  • Heart problems, including congestive heart failure. While PLEGRIDY is not known to have any direct effects on the heart, some people who did not have a history of heart problems developed heart muscle problems or congestive heart failure after taking interferon beta. If you already have heart failure, PLEGRIDY may cause your heart failure to get worse. Call your healthcare provider right away if you have worsening symptoms of heart failure such as shortness of breath or swelling of your lower legs or feet while using PLEGRIDY
    • Some people using PLEGRIDY may have other heart problems, including low blood pressure, fast or abnormal heart beat, chest pain, heart attack, or a heart muscle problem (cardiomyopathy)
  • Autoimmune diseases.
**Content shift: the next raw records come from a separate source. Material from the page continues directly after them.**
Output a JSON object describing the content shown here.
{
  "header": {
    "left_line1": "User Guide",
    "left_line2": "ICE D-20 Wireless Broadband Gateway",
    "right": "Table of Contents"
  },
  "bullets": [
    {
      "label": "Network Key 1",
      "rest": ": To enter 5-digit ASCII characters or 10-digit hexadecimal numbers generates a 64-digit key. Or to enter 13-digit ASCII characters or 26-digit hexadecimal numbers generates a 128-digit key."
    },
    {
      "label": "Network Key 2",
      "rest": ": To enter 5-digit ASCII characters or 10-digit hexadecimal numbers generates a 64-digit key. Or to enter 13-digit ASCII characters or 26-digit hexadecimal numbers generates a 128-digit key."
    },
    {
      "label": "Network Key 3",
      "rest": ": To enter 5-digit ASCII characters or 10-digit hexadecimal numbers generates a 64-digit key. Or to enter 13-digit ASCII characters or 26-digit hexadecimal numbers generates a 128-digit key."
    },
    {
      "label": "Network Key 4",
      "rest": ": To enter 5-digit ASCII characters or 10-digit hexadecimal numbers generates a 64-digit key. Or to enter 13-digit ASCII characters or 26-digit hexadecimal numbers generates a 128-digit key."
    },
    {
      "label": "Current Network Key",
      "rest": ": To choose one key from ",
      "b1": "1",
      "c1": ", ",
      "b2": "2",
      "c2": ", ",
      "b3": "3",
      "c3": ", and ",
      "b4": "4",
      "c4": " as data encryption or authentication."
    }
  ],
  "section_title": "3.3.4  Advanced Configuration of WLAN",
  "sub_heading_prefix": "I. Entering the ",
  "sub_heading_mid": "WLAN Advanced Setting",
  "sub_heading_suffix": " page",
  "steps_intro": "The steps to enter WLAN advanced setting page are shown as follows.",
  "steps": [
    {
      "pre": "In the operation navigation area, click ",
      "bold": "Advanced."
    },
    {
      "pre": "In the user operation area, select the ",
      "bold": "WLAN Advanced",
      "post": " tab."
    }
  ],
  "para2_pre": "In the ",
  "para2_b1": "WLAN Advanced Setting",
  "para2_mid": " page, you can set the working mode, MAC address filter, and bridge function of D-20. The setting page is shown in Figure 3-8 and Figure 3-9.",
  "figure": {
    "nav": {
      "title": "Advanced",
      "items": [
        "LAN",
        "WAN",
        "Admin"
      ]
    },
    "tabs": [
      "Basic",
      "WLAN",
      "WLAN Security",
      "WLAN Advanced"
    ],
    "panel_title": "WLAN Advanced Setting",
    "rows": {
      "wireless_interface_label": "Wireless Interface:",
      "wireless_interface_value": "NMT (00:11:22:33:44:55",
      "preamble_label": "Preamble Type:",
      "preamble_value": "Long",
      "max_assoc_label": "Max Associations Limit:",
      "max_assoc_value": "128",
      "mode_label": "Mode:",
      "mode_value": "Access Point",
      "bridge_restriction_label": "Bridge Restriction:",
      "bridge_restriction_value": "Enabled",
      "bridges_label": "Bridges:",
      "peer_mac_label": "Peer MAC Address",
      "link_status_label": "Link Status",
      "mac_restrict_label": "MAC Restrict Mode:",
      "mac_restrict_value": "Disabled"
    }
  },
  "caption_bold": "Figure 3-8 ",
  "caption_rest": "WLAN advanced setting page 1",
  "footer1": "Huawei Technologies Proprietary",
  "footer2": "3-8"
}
Problems with easy bleeding or bruising (idiopathic thrombocytopenia), thyroid gland problems (hyperthyroidism and hypothyroidism), and autoimmune hepatitis have happened in some people who use interferon beta
  • Blood problems and changes in your blood tests. PLEGRIDY can decrease your white blood cells or platelets, which can cause an increased risk of infection, bleeding or anemia, and can cause changes in your liver function tests. Your healthcare provider should do blood tests while you use PLEGRIDY to check for side effects
  • Seizures. Some people have had seizures while taking PLEGRIDY, including people who have never had seizures before

The most common side effects of PLEGRIDY include:

  • Flu-like symptoms. Many people who take PLEGRIDY have flu-like symptoms early in the course of therapy. These symptoms are not really the flu. You cannot pass it on to anyone else. Symptoms may include headache, muscle and joint aches, fever, chills or tiredness
    • You may be able to manage these flu-like symptoms by taking over-the-counter pain and fever reducers and drinking plenty of water. For many people, these symptoms lessen or go away over time

Call your doctor for medical advice about side effects. You may report side effects to FDA at 1-800-FDA-1088.

Please see full Prescribing Information and Medication Guide for additional important safety information. This information is not intended to replace discussions with your healthcare provider.

Indication

PLEGRIDY® (peginterferon beta-1a) is a prescription medicine used to treat people with relapsing forms of multiple sclerosis (MS).